(LISTED RECORDS)
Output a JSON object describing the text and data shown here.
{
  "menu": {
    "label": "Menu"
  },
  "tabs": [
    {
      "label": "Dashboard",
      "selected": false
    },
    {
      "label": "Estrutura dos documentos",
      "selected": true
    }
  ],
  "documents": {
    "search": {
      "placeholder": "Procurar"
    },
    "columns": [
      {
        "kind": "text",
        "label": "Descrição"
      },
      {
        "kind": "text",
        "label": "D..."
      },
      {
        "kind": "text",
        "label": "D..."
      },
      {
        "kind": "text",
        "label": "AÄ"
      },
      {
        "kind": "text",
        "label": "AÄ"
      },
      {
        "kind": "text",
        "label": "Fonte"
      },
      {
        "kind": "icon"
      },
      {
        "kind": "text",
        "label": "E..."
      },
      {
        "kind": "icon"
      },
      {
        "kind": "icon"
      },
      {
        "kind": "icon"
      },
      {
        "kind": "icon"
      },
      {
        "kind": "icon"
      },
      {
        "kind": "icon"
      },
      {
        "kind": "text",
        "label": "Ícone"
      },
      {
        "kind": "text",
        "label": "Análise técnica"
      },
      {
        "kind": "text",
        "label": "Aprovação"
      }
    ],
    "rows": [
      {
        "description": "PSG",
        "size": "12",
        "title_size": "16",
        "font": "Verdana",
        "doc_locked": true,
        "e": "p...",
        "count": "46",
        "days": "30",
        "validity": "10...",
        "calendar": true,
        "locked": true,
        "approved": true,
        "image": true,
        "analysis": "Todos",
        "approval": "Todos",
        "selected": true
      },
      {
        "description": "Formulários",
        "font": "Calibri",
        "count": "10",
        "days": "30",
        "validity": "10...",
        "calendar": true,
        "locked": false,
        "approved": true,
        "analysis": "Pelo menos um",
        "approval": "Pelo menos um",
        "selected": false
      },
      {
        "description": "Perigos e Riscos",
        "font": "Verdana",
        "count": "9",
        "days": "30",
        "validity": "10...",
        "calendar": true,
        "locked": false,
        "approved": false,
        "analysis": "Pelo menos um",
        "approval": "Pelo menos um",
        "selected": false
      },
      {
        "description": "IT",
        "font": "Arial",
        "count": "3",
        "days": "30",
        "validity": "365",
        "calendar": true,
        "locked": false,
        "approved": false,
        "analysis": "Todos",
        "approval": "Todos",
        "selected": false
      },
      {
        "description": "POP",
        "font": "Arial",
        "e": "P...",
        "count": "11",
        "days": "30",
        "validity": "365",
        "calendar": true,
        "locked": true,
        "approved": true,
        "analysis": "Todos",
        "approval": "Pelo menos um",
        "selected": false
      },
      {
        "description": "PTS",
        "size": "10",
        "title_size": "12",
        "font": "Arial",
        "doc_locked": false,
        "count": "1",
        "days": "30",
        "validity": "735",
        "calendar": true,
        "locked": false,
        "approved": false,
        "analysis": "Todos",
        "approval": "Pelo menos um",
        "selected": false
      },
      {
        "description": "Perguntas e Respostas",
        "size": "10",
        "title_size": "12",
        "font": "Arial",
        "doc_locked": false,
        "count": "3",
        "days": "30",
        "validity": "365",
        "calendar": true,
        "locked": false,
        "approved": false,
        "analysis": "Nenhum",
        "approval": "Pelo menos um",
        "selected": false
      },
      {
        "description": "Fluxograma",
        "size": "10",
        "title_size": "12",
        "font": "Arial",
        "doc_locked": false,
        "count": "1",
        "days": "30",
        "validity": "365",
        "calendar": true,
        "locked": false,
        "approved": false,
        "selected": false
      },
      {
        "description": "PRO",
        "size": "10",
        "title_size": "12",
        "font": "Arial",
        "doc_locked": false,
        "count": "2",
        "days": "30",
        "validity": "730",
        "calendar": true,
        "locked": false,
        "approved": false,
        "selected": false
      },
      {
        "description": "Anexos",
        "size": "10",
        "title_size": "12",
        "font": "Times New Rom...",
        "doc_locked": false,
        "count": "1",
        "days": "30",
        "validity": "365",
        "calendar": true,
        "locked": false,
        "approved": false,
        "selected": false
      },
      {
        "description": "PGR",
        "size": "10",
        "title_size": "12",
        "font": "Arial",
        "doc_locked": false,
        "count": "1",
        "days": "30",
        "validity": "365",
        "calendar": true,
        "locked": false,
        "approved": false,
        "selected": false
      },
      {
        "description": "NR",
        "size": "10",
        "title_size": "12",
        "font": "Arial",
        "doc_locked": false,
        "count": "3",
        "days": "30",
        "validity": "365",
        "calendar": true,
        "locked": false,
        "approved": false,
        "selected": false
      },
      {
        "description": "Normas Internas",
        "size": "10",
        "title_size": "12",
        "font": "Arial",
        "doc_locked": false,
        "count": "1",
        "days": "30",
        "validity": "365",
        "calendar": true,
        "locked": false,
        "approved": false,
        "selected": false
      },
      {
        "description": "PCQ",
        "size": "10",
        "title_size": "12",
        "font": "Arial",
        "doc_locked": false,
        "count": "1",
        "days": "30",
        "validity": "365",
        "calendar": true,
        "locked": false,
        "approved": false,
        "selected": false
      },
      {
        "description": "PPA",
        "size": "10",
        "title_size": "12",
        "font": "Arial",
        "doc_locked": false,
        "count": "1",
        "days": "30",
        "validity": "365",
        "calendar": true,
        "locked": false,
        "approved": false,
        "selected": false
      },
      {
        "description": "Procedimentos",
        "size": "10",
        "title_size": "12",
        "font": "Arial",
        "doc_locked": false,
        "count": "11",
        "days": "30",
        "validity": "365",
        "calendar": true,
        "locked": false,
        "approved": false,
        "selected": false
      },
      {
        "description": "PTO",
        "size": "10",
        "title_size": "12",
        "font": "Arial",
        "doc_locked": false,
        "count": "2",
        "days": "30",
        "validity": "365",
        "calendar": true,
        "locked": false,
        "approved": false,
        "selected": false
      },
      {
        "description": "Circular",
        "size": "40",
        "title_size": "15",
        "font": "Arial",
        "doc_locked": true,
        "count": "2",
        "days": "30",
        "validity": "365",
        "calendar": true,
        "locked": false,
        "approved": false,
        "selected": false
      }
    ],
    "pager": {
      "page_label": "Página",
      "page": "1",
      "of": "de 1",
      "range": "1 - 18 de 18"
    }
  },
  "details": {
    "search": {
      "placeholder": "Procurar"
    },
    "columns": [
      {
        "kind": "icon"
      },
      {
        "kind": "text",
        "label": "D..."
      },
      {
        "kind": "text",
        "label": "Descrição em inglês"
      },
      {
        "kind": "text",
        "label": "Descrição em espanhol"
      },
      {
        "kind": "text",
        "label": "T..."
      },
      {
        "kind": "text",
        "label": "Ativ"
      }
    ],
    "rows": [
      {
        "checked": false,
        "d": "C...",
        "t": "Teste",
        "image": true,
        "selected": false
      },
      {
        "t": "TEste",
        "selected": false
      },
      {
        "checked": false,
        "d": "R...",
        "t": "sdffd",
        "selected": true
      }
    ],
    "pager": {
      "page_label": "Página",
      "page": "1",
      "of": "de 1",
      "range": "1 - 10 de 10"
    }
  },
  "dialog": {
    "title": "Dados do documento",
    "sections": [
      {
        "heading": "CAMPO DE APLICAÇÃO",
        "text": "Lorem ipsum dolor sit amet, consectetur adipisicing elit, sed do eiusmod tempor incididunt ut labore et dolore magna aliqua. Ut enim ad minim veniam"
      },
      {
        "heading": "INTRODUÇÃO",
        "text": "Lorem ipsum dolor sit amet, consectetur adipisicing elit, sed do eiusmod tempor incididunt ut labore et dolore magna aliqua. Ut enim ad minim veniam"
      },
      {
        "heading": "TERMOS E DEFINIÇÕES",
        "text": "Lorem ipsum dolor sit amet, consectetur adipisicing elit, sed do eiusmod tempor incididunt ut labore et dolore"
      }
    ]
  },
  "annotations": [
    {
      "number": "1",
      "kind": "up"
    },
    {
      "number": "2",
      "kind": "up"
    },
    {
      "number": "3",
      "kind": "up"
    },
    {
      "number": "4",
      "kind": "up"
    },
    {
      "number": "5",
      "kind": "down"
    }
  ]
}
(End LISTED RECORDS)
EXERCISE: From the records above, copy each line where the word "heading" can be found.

FINISHED TASK:
        "heading": "CAMPO DE APLICAÇÃO",
        "heading": "INTRODUÇÃO",
        "heading": "TERMOS E DEFINIÇÕES",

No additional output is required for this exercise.